So a basic question for Phil and the rest of you folks who do focus stacking?


Kathy, it isn’t necessary to use a rail. You just have to be careful not to leave gaps in the coverage. A tripod is necessary. A program is necessary. If it is in an outdoor setting, no wind is necessary. Low ISO is good as well.

Kathy, The subject size changes as you adjust your focus, but good stacking software takes care of that. I’ve made dozens of stacks where there’s subject movement. Both Zerene and Helicon Focus allow for some motion between frames. When there’s movement (either camera or subject) you can still get a good stack, but a lot more “fixing” is needed in completing the stack. I have on very rare occasions succeeded when hand holding, but that’s not a good way to go. Especially if you’re doing macro, using a cable release is important to minimize camera motion. It’s also helpful to use a small aperture.
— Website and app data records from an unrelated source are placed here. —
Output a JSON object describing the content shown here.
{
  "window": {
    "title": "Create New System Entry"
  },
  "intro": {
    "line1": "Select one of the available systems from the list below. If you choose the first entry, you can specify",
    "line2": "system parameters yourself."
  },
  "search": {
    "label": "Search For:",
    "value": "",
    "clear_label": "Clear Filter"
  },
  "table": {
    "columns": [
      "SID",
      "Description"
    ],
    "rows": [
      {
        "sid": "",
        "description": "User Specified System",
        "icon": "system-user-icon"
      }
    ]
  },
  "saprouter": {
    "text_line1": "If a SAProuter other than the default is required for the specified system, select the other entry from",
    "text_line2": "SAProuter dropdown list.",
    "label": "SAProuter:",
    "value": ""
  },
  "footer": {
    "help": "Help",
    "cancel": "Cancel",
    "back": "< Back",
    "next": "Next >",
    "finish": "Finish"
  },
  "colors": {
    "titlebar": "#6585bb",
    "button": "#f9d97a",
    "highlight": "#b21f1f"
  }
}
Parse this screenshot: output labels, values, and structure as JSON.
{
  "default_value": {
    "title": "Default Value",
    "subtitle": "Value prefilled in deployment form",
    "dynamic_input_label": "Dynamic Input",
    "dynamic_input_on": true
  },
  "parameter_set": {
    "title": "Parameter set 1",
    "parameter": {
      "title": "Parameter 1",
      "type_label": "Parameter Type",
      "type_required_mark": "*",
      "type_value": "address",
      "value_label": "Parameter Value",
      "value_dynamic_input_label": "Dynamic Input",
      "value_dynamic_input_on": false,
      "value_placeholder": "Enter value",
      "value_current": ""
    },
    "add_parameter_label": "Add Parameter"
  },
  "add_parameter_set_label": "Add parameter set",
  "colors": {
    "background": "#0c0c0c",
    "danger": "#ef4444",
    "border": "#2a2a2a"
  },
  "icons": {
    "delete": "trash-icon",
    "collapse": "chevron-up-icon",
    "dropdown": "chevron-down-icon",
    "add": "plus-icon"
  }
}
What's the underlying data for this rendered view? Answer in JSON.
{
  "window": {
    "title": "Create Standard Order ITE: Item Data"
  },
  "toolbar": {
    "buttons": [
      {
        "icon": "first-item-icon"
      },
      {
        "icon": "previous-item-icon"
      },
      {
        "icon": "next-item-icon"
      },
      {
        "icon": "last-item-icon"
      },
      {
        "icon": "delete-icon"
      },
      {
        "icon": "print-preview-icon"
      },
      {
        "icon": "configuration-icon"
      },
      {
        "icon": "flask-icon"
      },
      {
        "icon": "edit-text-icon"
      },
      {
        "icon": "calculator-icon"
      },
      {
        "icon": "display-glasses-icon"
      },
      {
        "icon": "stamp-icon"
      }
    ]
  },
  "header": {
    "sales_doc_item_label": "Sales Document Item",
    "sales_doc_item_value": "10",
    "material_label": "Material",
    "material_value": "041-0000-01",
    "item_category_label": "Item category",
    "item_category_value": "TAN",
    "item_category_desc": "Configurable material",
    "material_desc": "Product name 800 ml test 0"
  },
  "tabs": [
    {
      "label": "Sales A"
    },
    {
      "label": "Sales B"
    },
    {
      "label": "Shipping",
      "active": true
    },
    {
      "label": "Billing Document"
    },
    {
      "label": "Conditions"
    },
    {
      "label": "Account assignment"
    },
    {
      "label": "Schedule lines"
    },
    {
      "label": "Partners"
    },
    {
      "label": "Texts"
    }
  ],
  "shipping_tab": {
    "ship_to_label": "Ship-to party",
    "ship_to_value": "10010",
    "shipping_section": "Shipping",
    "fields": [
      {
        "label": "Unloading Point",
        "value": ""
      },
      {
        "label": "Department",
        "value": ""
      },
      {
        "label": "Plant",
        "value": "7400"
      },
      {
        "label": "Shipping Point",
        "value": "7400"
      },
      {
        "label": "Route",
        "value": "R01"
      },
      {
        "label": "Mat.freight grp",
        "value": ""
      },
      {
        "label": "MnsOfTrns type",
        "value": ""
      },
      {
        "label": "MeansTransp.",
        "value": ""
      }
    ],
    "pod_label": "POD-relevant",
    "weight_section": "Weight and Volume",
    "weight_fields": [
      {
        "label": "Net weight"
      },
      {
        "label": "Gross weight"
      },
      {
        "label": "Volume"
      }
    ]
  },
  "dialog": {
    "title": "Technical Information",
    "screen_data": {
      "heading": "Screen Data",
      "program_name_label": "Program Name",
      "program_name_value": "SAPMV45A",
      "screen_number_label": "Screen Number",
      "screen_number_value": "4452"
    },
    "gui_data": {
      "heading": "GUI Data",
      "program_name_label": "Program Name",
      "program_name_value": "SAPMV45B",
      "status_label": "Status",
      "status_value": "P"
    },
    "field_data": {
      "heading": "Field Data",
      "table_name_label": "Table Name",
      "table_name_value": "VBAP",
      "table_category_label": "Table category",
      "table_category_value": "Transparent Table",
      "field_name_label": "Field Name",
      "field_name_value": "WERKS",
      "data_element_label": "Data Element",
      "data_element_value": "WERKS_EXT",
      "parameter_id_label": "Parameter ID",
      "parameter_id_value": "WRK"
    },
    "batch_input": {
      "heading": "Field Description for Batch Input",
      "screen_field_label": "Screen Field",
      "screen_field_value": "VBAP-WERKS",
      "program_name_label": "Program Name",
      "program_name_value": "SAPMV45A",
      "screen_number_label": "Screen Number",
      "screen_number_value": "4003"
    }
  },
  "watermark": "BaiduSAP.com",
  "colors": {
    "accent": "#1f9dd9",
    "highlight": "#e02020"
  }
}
The more dof in each shot, the fewer shots needed, which translates into more successful stacks.

Hi Kathy:

If you look at any of my focus stack images, they are all done on my Olympus system (either my EM5-II or my EM1-II. That system allows me to specify the number images to take, specify a focus step size and press the shutter (or release) once and in milliseconds I have all of the images in the entire stack with exact precision between steps. You have the option if desired to use flash and specify an interval between frames to allow the flash to recycle. I prefer not to use flash, so don’t use that option very often. No rails, no muss, no fuss, just a whole series of images. The limit is something like 999… What a hoot. The max I think I’ve ever done is 40.

Thanks Mark


Thanks. I have debated whether to upgrade my Nikon 800 to an 850 . One of the reasons is the focus stacking feature.

I also want a new kitchen :thinking::cry:

Thanks Phil.